Source data:
· · · ·

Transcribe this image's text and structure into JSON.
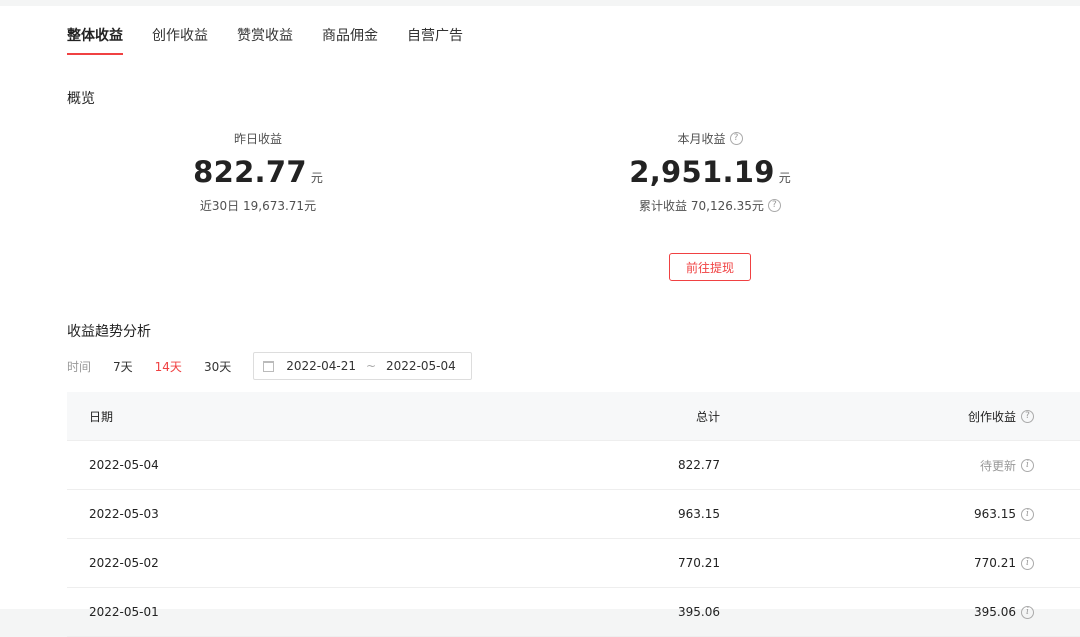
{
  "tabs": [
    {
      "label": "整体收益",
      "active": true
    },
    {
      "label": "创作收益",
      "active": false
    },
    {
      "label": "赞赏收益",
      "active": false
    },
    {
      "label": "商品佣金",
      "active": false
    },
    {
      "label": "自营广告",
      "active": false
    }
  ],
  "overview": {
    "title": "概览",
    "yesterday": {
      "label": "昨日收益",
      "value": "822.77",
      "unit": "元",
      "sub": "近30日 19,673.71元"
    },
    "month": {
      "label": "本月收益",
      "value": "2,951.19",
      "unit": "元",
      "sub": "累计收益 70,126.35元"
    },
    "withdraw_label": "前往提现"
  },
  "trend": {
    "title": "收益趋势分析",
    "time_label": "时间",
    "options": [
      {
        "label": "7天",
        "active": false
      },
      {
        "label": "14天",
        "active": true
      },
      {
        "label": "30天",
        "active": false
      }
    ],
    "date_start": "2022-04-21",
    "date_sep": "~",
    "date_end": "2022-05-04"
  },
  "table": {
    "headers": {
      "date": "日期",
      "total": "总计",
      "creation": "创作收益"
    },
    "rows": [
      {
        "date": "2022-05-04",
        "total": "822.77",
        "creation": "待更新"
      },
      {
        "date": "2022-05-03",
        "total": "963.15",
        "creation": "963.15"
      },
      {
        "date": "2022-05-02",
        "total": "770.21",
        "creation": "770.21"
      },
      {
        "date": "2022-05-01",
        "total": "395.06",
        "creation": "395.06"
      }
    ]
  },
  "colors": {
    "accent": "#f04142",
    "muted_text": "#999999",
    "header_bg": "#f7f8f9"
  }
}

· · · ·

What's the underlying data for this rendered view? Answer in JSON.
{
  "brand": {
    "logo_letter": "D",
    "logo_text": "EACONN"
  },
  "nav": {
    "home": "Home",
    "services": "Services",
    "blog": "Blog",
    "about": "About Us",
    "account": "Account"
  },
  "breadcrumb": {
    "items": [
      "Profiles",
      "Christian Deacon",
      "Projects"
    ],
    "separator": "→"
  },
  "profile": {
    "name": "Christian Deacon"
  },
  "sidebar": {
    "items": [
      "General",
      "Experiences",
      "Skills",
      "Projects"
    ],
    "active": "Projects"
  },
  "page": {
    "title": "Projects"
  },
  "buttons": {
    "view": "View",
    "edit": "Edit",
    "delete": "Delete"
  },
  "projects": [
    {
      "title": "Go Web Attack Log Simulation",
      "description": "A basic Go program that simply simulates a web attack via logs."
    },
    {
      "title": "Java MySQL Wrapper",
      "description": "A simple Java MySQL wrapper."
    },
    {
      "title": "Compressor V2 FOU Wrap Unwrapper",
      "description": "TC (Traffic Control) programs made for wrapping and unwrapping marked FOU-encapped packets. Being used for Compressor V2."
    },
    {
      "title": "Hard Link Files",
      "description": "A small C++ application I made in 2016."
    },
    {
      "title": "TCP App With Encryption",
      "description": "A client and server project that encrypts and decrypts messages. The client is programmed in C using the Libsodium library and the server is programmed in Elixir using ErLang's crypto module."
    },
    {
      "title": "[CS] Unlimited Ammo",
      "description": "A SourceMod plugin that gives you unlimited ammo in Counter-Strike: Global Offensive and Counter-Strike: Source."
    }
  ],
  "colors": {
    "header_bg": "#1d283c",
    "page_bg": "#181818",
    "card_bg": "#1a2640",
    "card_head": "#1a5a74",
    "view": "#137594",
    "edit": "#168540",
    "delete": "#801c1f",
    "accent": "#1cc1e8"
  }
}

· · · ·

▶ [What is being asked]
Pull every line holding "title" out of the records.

▶ [Completed exercise]
    "title": "概览",
    "title": "收益趋势分析",
    "title": "Projects"
      "title": "Go Web Attack Log Simulation",
      "title": "Java MySQL Wrapper",
      "title": "Compressor V2 FOU Wrap Unwrapper",
      "title": "Hard Link Files",
      "title": "TCP App With Encryption",
      "title": "[CS] Unlimited Ammo",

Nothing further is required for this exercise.